Paul Gaugin (1848-1903) (pronounced "go-gan") was born during a tumultuous political epoch of revolutionary upheaval throughout Europe. His mother descended from both Spanish aristocracy, as well as socialist revolutionaries, while Gauguin's father ran a Socialist newspaper that was suppressed forcing the young family to flee Paris. Young Paul idolized his grandmother on his mother's side, … Continue reading The Story of French Impressionism, Part X: Paul Gauguin

The Story of French Impressionism, Part VII: Edgar Degas

Edgar Degas (1834-1917) (pronounced "day-dahs" but in later life he changed the pronunciation to "day-gah") never wished to be called an "Impressionist" instead preferring to be called a "Realist." In his paintings he was obsessed with motion, particularly of dancers, which occupied nearly half of his works. Degas was raised in an upper middles-class family. … Continue reading The Story of French Impressionism, Part VII: Edgar Degas

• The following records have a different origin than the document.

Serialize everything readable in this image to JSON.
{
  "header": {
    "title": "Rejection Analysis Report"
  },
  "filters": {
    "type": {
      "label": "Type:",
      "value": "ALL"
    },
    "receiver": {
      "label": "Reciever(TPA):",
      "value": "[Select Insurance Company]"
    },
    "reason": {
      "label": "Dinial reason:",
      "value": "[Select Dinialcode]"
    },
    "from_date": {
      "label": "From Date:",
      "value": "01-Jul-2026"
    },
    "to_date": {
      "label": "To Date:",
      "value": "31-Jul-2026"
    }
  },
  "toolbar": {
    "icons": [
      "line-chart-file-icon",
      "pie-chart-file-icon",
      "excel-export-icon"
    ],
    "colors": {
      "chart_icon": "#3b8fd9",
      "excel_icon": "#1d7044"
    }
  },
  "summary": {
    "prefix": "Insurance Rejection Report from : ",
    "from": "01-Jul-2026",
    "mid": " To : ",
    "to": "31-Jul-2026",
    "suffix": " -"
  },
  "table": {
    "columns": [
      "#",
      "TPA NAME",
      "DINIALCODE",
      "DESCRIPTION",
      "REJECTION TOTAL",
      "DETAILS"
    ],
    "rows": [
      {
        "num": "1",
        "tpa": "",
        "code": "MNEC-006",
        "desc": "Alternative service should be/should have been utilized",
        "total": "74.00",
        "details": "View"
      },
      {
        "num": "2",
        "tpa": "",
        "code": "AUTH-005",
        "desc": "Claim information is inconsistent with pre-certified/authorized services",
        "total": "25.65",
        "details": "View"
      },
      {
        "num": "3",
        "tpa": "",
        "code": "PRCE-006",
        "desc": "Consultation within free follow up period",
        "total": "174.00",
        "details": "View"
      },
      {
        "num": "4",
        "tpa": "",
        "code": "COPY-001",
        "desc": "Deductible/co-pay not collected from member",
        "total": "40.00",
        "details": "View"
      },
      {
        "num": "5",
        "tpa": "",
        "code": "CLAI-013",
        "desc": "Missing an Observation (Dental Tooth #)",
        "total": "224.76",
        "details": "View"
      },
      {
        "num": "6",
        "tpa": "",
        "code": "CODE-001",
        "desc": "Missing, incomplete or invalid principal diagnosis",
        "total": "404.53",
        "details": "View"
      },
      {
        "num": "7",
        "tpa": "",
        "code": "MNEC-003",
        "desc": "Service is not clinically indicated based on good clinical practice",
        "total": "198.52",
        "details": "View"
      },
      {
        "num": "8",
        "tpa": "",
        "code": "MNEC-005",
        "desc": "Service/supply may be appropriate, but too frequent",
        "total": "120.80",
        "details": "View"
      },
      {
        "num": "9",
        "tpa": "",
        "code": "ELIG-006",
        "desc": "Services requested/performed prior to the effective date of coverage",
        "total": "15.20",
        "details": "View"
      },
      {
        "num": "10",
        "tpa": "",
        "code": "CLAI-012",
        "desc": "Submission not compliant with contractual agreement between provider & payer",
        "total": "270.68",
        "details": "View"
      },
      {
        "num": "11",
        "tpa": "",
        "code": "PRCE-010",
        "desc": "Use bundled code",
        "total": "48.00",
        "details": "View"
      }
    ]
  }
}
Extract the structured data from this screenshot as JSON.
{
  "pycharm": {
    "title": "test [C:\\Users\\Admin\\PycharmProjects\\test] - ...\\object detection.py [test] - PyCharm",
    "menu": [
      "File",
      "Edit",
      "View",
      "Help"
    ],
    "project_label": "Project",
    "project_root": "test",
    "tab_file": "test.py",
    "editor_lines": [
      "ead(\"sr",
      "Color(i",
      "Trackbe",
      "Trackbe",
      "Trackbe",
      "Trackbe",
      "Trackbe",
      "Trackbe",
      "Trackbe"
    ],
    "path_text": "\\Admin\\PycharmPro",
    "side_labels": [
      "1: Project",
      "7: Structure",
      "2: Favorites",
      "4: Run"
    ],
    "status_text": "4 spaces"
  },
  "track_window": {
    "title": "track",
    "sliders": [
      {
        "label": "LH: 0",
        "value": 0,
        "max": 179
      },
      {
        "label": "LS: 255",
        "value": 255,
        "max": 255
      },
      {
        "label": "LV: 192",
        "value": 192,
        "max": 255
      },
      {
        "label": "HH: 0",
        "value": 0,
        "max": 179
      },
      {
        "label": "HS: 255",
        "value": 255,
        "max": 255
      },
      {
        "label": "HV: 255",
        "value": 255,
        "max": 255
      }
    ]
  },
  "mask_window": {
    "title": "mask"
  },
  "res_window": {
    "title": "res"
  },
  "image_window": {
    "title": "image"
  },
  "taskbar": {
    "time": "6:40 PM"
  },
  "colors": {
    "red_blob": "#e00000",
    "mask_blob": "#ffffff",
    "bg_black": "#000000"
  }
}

The Story of French Impressionism, Part IV: Alfred Sisley and Frédéric Bazille

Alfred Sisley (1839-1899) was born into a wealthy English family in Paris. His father ran a successful silk trade, which afforded him an upper middle-class lifestyle, unlike his penniless contemporaries, Monet and Renoir. As a young man, Sisley went to study business in London, but he left after four years to return to Paris to study art. … Continue reading The Story of French Impressionism, Part IV: Alfred Sisley and Frédéric Bazille

Case Study: Neoclassicism, “The Death of Socrates”

"The Death of Socrates" or "La Morte de Socrate" is perhaps the most famous painting from the French artistic epoch dubbed the Neoclassical period. It is an oil on canvas painting, created in 1787 by Jacques Louis David (1748-1925, pronounced "Jahk Lewie Dahveed"), one of the main artists of the "Neoclassical" style. Our initial observations … Continue reading Case Study: Neoclassicism, “The Death of Socrates”